▶ **What is required**
From the entries below, return every line that includes the word "count".

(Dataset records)
++++++++

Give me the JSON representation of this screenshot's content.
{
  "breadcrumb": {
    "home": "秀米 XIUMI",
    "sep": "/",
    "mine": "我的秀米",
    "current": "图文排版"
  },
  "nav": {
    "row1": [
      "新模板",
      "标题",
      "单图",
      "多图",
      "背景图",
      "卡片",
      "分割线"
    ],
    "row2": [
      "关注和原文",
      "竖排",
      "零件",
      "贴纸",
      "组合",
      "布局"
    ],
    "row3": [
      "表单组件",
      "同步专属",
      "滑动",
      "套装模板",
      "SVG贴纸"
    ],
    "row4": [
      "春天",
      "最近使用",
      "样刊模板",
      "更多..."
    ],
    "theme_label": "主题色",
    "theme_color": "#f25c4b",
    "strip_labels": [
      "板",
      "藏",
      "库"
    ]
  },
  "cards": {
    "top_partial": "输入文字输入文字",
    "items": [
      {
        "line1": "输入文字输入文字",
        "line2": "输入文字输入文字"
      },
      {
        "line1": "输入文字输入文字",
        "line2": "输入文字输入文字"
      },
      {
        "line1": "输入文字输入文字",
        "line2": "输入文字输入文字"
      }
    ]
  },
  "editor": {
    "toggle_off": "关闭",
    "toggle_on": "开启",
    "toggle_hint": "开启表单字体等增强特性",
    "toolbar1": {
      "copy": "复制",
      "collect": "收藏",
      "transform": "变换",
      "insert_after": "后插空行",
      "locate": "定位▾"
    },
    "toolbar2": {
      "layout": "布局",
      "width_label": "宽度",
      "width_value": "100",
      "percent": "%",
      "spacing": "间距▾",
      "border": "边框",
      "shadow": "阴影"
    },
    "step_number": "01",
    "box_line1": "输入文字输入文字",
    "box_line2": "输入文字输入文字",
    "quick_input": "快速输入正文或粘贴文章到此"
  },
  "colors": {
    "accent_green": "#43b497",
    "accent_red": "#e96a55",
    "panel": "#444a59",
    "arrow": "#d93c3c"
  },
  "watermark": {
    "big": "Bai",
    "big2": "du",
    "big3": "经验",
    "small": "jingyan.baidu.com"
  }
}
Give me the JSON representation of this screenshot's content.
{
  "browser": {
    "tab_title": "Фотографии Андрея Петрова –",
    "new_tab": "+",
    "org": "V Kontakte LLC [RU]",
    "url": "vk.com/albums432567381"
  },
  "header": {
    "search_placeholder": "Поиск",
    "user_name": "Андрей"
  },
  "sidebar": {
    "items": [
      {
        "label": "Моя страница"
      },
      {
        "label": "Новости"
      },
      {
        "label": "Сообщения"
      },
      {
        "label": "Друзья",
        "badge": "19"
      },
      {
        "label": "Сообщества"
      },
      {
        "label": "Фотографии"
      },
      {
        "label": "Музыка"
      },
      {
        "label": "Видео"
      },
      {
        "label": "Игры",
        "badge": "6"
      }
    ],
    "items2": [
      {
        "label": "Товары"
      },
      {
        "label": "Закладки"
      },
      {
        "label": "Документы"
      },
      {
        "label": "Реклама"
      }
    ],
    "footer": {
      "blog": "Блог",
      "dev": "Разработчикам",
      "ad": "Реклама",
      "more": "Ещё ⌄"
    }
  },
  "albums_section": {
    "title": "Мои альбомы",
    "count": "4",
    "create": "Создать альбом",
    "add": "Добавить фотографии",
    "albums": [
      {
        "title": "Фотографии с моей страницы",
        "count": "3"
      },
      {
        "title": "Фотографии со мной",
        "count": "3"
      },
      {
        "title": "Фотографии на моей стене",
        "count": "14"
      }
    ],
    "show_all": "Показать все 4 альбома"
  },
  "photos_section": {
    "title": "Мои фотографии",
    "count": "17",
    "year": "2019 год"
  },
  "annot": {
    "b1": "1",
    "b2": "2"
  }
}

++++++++

▶ **Written answer**
    "count": "4",
        "count": "3"
        "count": "3"
        "count": "14"
    "count": "17",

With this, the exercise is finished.